**HOW TO COMPLETE THIS TASK**
Scan the entries for the word "Итого" and return every line that has it.

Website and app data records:
+ + + + +
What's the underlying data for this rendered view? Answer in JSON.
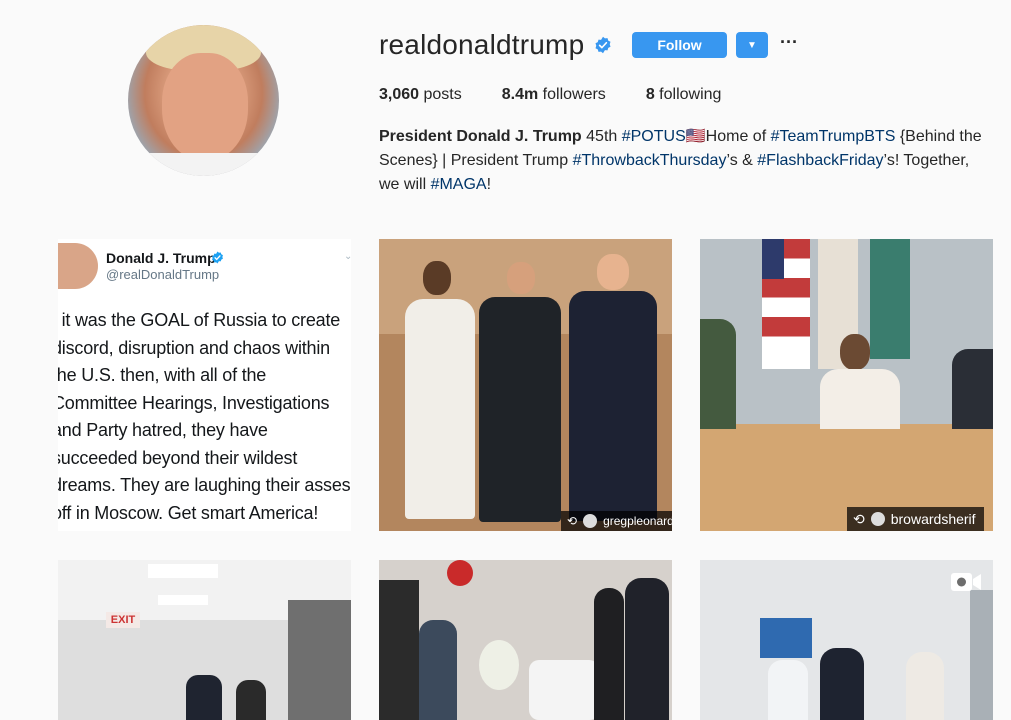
{
  "profile": {
    "username": "realdonaldtrump",
    "follow_label": "Follow",
    "more_label": "···",
    "stats": {
      "posts_count": "3,060",
      "posts_label": "posts",
      "followers_count": "8.4m",
      "followers_label": "followers",
      "following_count": "8",
      "following_label": "following"
    },
    "bio": {
      "name": "President Donald J. Trump",
      "part1": " 45th ",
      "tag_potus": "#POTUS",
      "flag": "🇺🇸",
      "part2": "Home of ",
      "tag_team": "#TeamTrumpBTS",
      "part3": " {Behind the Scenes} | President Trump ",
      "tag_throwback": "#ThrowbackThursday",
      "part4": "’s & ",
      "tag_flashback": "#FlashbackFriday",
      "part5": "’s! Together, we will ",
      "tag_maga": "#MAGA",
      "part6": "!"
    }
  },
  "posts": [
    {
      "type": "tweet",
      "tweet_name": "Donald J. Trump",
      "tweet_handle": "@realDonaldTrump",
      "tweet_text": "f it was the GOAL of Russia to create\ndiscord, disruption and chaos within\nthe U.S. then, with all of the\nCommittee Hearings, Investigations\nand Party hatred, they have\nsucceeded beyond their wildest\ndreams. They are laughing their asses\noff in Moscow. Get smart America!"
    },
    {
      "type": "photo",
      "repost_user": "gregpleonard"
    },
    {
      "type": "photo",
      "repost_user": "browardsherif"
    },
    {
      "type": "photo",
      "sign_text": "EXIT"
    },
    {
      "type": "photo"
    },
    {
      "type": "video"
    }
  ],
  "colors": {
    "accent": "#3897f0",
    "hashtag": "#003569",
    "verified": "#3897f0"
  }
}
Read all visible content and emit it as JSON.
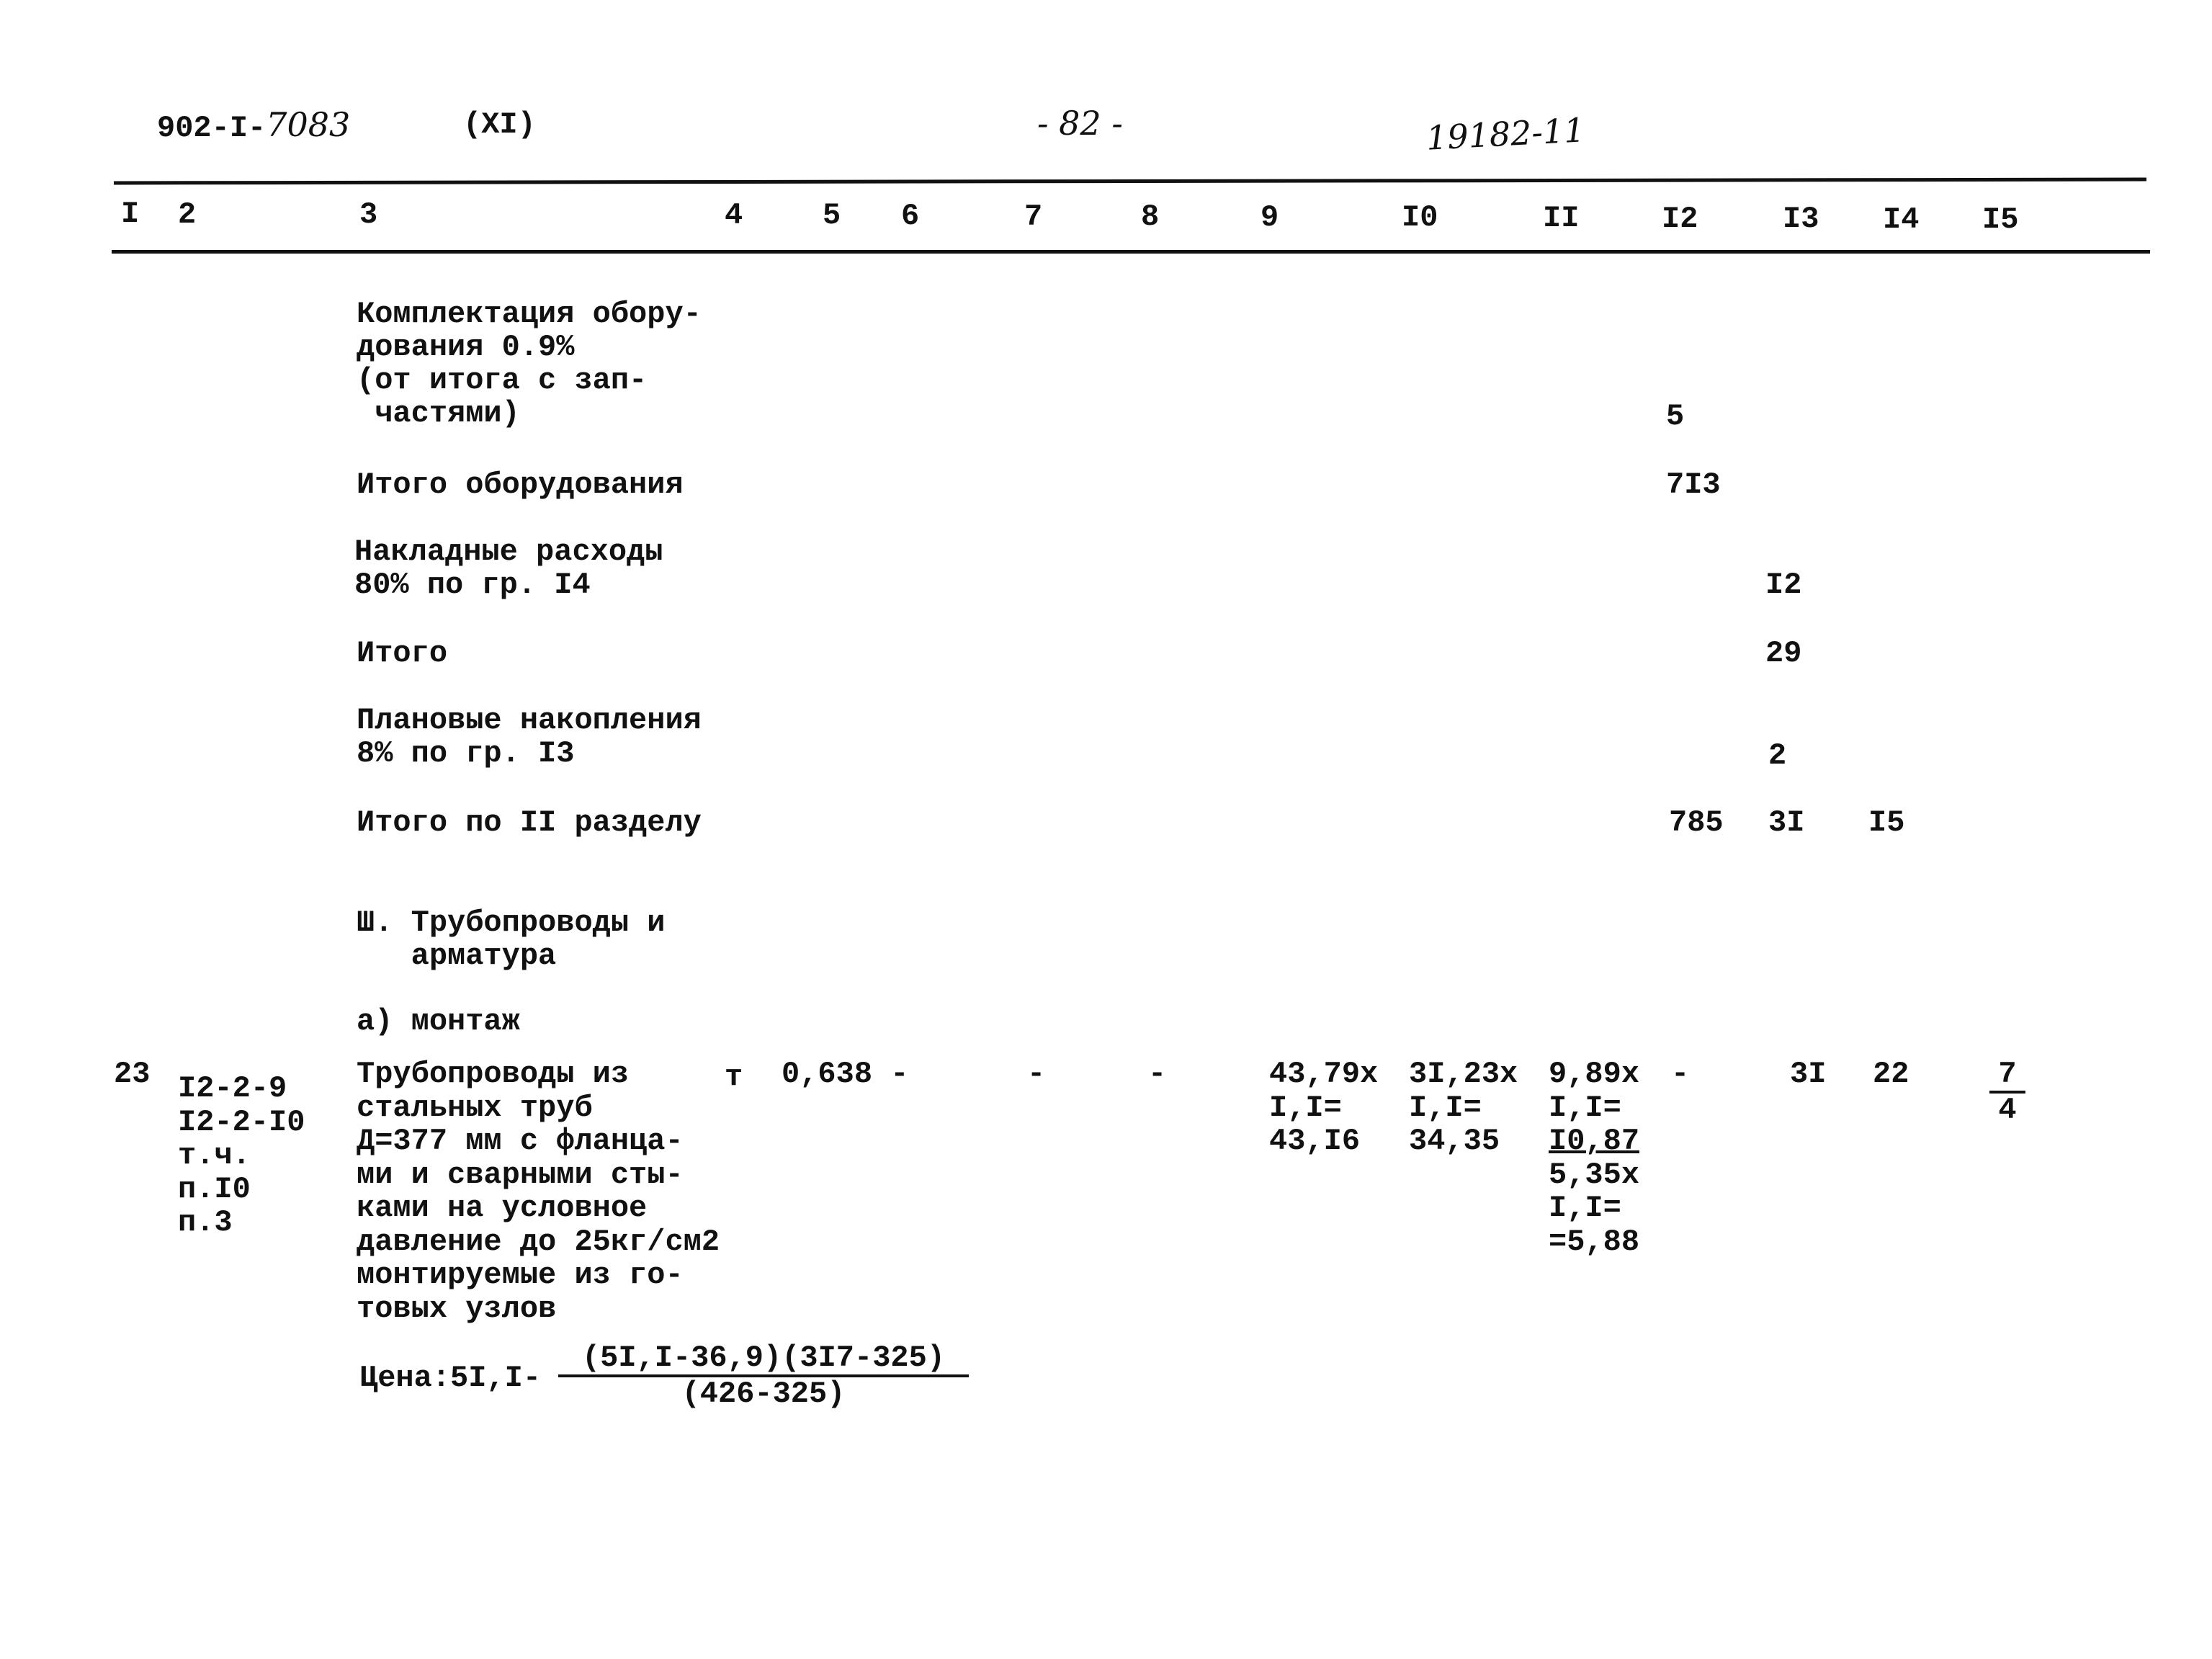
{
  "header": {
    "doc_code_printed": "902-I-",
    "doc_code_handwritten": "7083",
    "volume": "(XI)",
    "page_number": "- 82 -",
    "handwritten_number": "19182-11"
  },
  "columns": [
    "I",
    "2",
    "3",
    "4",
    "5",
    "6",
    "7",
    "8",
    "9",
    "I0",
    "II",
    "I2",
    "I3",
    "I4",
    "I5"
  ],
  "summary_rows": [
    {
      "text": "Комплектация обору-\nдования 0.9%\n(от итога с зап-\n частями)",
      "c12": "5"
    },
    {
      "text": "Итого оборудования",
      "c12": "7I3"
    },
    {
      "text": "Накладные расходы\n80% по гр. I4",
      "c13": "I2"
    },
    {
      "text": "Итого",
      "c13": "29"
    },
    {
      "text": "Плановые накопления\n8% по гр. I3",
      "c13": "2"
    },
    {
      "text": "Итого по II разделу",
      "c12": "785",
      "c13": "3I",
      "c14": "I5"
    }
  ],
  "section": {
    "title": "Ш. Трубопроводы и\n   арматура",
    "subsection": "а) монтаж"
  },
  "item": {
    "no": "23",
    "code": "I2-2-9\nI2-2-I0\nт.ч.\nп.I0\nп.3",
    "description": "Трубопроводы из\nстальных труб\nД=377 мм с фланца-\nми и сварными сты-\nками на условное\nдавление до 25кг/см2\nмонтируемые из го-\nтовых узлов",
    "unit": "т",
    "qty": "0,638 -",
    "c7": "-",
    "c8": "-",
    "c9": "43,79x\nI,I=\n43,I6",
    "c10": "3I,23x\nI,I=\n34,35",
    "c11_top": "9,89x\nI,I=",
    "c11_underlined": "I0,87",
    "c11_bottom": "5,35x\nI,I=\n=5,88",
    "c12": "-",
    "c13": "3I",
    "c14": "22",
    "c15_num": "7",
    "c15_den": "4",
    "price_label": "Цена:5I,I-",
    "price_numerator": "(5I,I-36,9)(3I7-325)",
    "price_denominator": "(426-325)"
  }
}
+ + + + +
**REPLY TO THE TASK**
      "text": "Итого оборудования",
      "text": "Итого",
      "text": "Итого по II разделу",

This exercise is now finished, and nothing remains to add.